Early this morning another man was killed on the streets of New Orleans. It was barely mentioned in local media, just another murder victim and the New Orleans Police Department (NOPD) provided few details. These regular incidents of crime spark little outrage from the public.
In contrast, last week, protesters marched throughout the city promoting the abolishment of the NOPD and the agenda of Black Lives Matter. The tragic death of George Floyd sparked national outrage. There are needed discussions that must be held regarding police reform, but it should not overlook the good work that most police officers do daily.
It seems that Lusher High School in New Orleans has a celebrity teacher this year, former Mayor Mitch Landrieu. He will be teaching an Advanced Placement American Government course to a select group of students.
Not surprisingly, his emphasis will be on local government, which makes sense since Landrieu was Mayor of New Orleans for eight years. While it might be interesting to hear from Landrieu’s liberal perspective, will the high school be offering an alternative ideological viewpoint? Will there be balance in the classroom?
It has been over two years since the self-centered former Mayor of New Orleans, Mitch Landrieu, removed four historic monuments without a vote of the people. In a bid to garner national attention and praise from liberal media outlets, Landrieu labeled the monuments “racist” and symbols of the “Cult of the Lost Cause.” His cynical campaign was an attempt to minimize the importance and significance of monuments that had stood in the city of New Orleans for over 100 years.
Remember the echo can chamber? Way back, before Al Gore invented the Internet, one way that kids would talk to one another would be by stringing two cans together. The words would go out of the mouth of the speaker, hit the back of the can, vibrate along the string, hit the other can's end and within micro-seconds, and somewhat miraculously, enters the ear of the other guy holding up the can.
Things have changed.
Nowadays, one can say something and before one can look for a string, the words are dissiminated around the world, via email, twitter, facebook post and yes, even by cell phone and snail mail.
Does Mitch have the itch?
Former New Orleans Mayor Mitch Landrieu, that is.
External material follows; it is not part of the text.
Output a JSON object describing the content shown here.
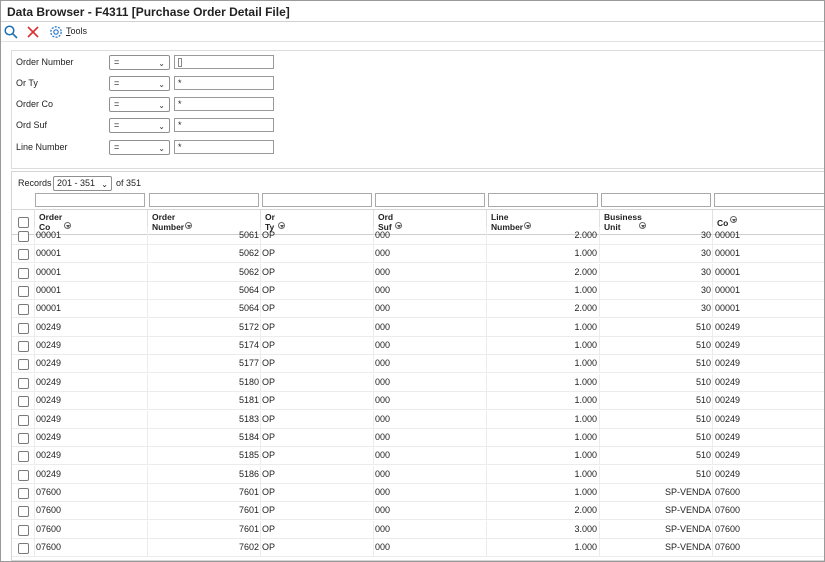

Is he itching to put his name in the Democratic Party pool of wannabees who are launching presidential campaigns, it appears, now by the droves. Over the past two weeks, starting with Elizabeth Warren, the names of presidential campaign “expectees” are jumping in or making it known that their respective campaigns are under serious consideration.
In the aftermath of Kenner Mayor Ben Zahn’s decision to ban city booster clubs using municipal playgrounds from spending tax dollars to purchase Nike products there has been a torrent of criticism. He was bashed online as a racist and bigot, while others said his actions were typical of so-called intolerance from Republicans.
In his response on Monday, Zahn said he did not want Kenner citizens to be used as pawns in Nike’s “political campaign.” This characterization is totally accurate for Nike’s decision to highlight unemployed quarterback Colin Kaepernick as the “face” of their new advertising campaign is clearly political.
The new Mayor of New Orleans, LaToya Cantrell, has been saddled with many problems, courtesy of Mitch Landrieu, her self-serving predecessor. There is the ongoing crime crisis, highlighted by this morning’s double murder in the Desire neighborhood. Cantrell is also facing a Sewerage and Water Board debacle which became much worse during the Landrieu years. In addition, she faces the ongoing problems of potholes, homelessness, blight, drugs, poverty and the high unemployment rate, especially among African American males.
I know that in some communities and in some circles, it is not politically-correct to say anything positive about now ex-New Orleans Mayor Mitch Landrieu.
Ever since he fought the battle of the confederate monuments, to a large block of Louisiana voters, he has crossed the wrong side of the proverbial Mason Dixon line. Even worse, he spent time at the Aspen Institute the weekend that the water pumps failed, causing significant damage to innocent people who entrusted him and city government to protect their properties from the wet.
Former New Orleans Mayor Mitch Landrieu finally has no political office to hold for the first time in three decades. Look for him to want to change that as soon as possible.
It all begins with a run for president in 2020, now that today he turned over the reins of city government. Keep in mind that Landrieu has worked outside of government for just a few years, right out of law school, and knows nothing else but politics, especially growing up in the household of a former legislator, mayor, U.S. Cabinet member, and state judge.
Prior to New Orleans Mayor Mitch Landrieu making Confederate monuments the signature issue of his second term, there was no controversy. New Orleans citizens of all races rarely mentioned the Confederate statues and the Mayor did not include the issue in the platform for his re-election.